Chuang, Tamara, “JPI Thriving Despite Recent Snags,” Arlington Morning News, December 20, 1996, p. 6A.
Garbarine, Rachelle, “Apartments Planned Near Aberdeen Train Station,” New York Times, January 14, 2001, p. 11.
Holt, Nancy D., “Development: Luring Renters with Exotic Amenities,” Wall Street Journal, February 25, 1998, p. B12.
Kleinfield, N.R., “To the Brink and Back in Real Estate,” New York Times, January 7, 1990, Section 3, p. 1.
Page, Robert D., “ ‘Partnerships for the Future’ May Hold Key to Apartment Success,” National Real Estate Investor, January 1997, p. 30.
Rudnitsky, Howard, “Billion-Dollar Fire Sale,” Forbes, November 17, 1986, p. 44.
Templin, Neal, “Apartments Replace the Dorm,” Wall Street Journal, October 28, 1998, p. B18.

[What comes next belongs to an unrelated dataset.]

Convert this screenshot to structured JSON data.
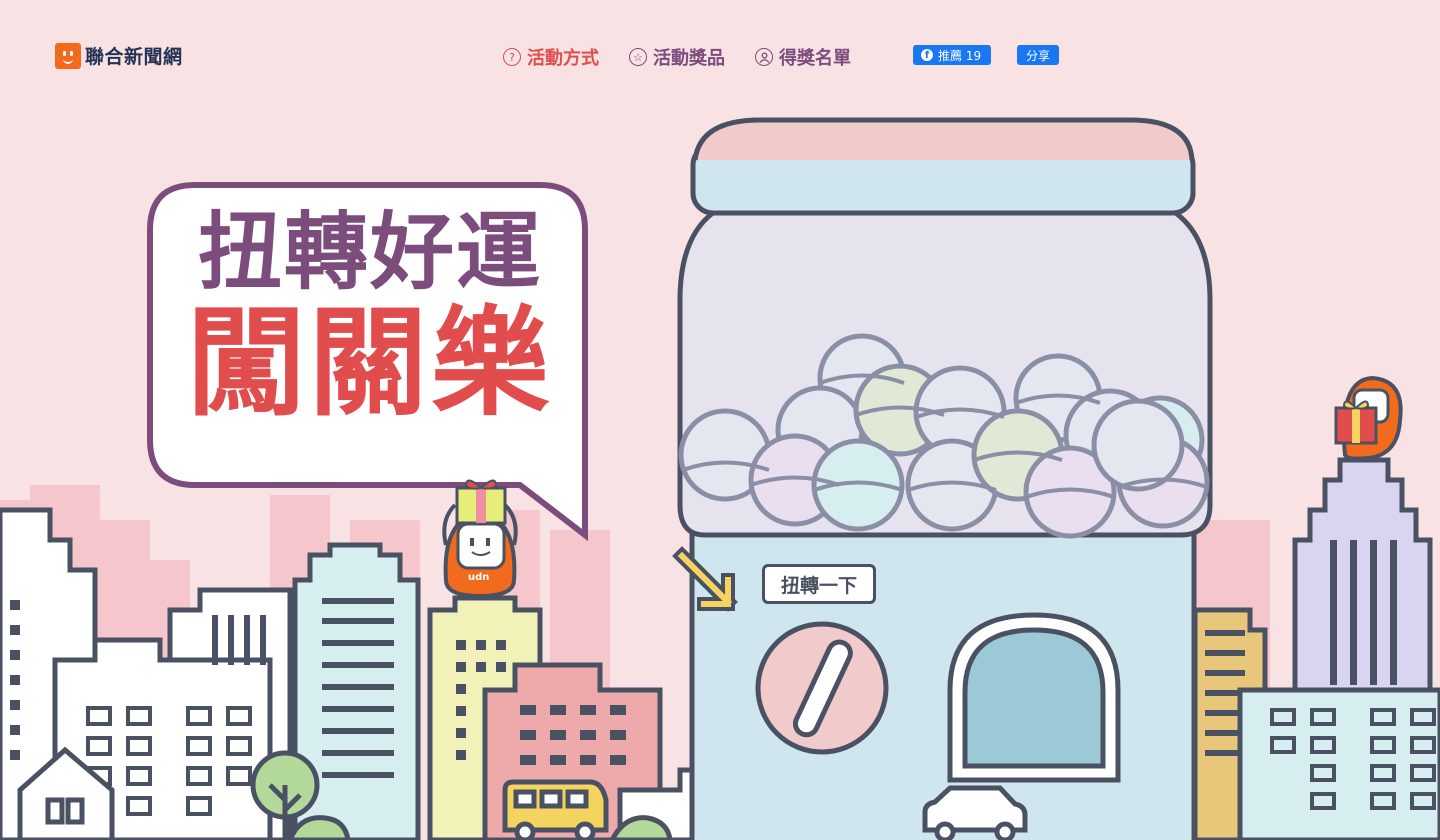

Totty, Michael, “Southland Financial May Have a Rescuer,” Wall Street Journal, May 16, 1988, p. 1.